let Main() =
    myList()
    |> React.Mount (JS.Document.GetElementById "main")

Creating components

Just like in JavaScript, you can create components by creating a class inheriting from React.Component and implementing the render method (which is stylized as Render in WebSharper, following F# conventions).

The main difference is, of course, that the props and the state are strongly typed.

1
2
3
4
5
6
7
8
9
10
type ListItemProps = { Url: string; Name: string }

// A component with props and no state
type ListItem(props) =
    inherit React.Component<ListItemProps, unit>(props)
    
    override this.Render() =
        li [attr.className "list-item"] [
            a [attr.href this.Props.Url] [text this.Props.Name]
        ]

Instantiating an element from a component is done using React.Make.

1
2
3
4
5
6
7
8
let myList() =
    div [attr.className "main"] [
        h1 [] [text "My React application"]
        ul [attr.className "menu"] [
            React.Make ListItem { Url = "/"; Name = "Home" }
            React.Make ListItem { Url = "/about"; Name = "About" }
        ]
    ]

Creating a stateful component is just as simple, it simply has to be initialized in the constructor using this.SetInitialState.

1
2
3
4
5
6
7
8
9
10
11
12
13
14
type HelloState = { Name: string }

// A component with a state and no props
type HelloInput() as this =
    inherit React.Component<unit, HelloState>(())
    
    do this.SetInitialState { Name = "" }
    
    override this.Render() =
        input [
            attr.value this.State.Name
            on.change (fun e ->
                this.SetState { this.State with Name = e.Target?value })
        ] []

Going further
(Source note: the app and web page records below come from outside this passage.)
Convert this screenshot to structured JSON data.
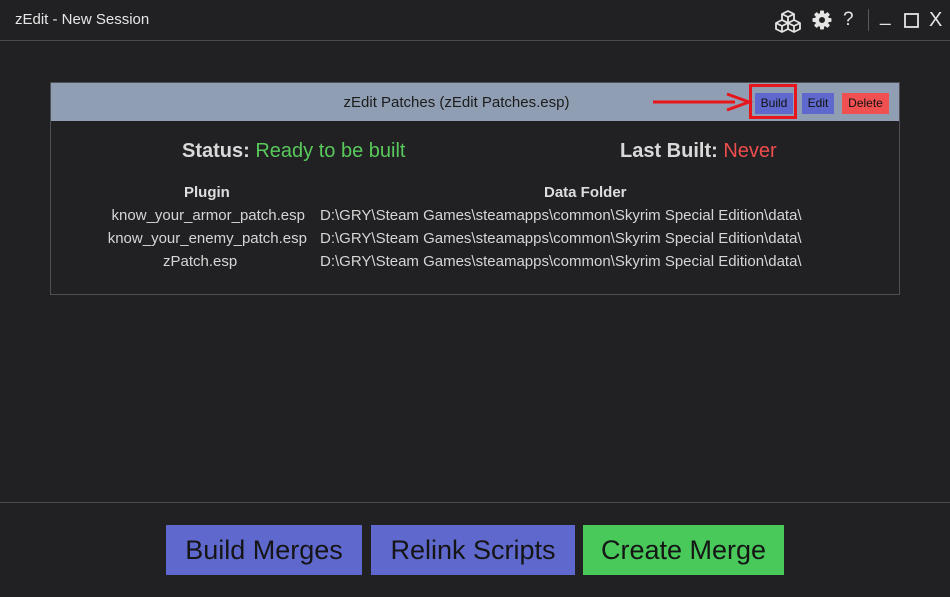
{
  "window": {
    "title": "zEdit - New Session",
    "icons": {
      "modules": "cubes-icon",
      "settings": "gear-icon",
      "help_glyph": "?",
      "minimize_glyph": "_",
      "maximize": "square-icon",
      "close_glyph": "X"
    }
  },
  "patch": {
    "title": "zEdit Patches (zEdit Patches.esp)",
    "buttons": {
      "build": "Build",
      "edit": "Edit",
      "delete": "Delete"
    },
    "status_label": "Status:",
    "status_value": "Ready to be built",
    "last_built_label": "Last Built:",
    "last_built_value": "Never",
    "columns": {
      "plugin": "Plugin",
      "data_folder": "Data Folder"
    },
    "rows": [
      {
        "plugin": "know_your_armor_patch.esp",
        "folder": "D:\\GRY\\Steam Games\\steamapps\\common\\Skyrim Special Edition\\data\\"
      },
      {
        "plugin": "know_your_enemy_patch.esp",
        "folder": "D:\\GRY\\Steam Games\\steamapps\\common\\Skyrim Special Edition\\data\\"
      },
      {
        "plugin": "zPatch.esp",
        "folder": "D:\\GRY\\Steam Games\\steamapps\\common\\Skyrim Special Edition\\data\\"
      }
    ]
  },
  "footer": {
    "build_merges": "Build Merges",
    "relink_scripts": "Relink Scripts",
    "create_merge": "Create Merge"
  },
  "colors": {
    "background": "#212124",
    "panel_header": "#8f9eb2",
    "primary_button": "#5f68cc",
    "success": "#48c95a",
    "danger": "#f05050",
    "annotation": "#e8151c"
  }
}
The React binding provides more features than mentioned here. For example, the HashRouter component seamlessly connects React with a WebSharper router; you can see here how to use it.

Happy coding!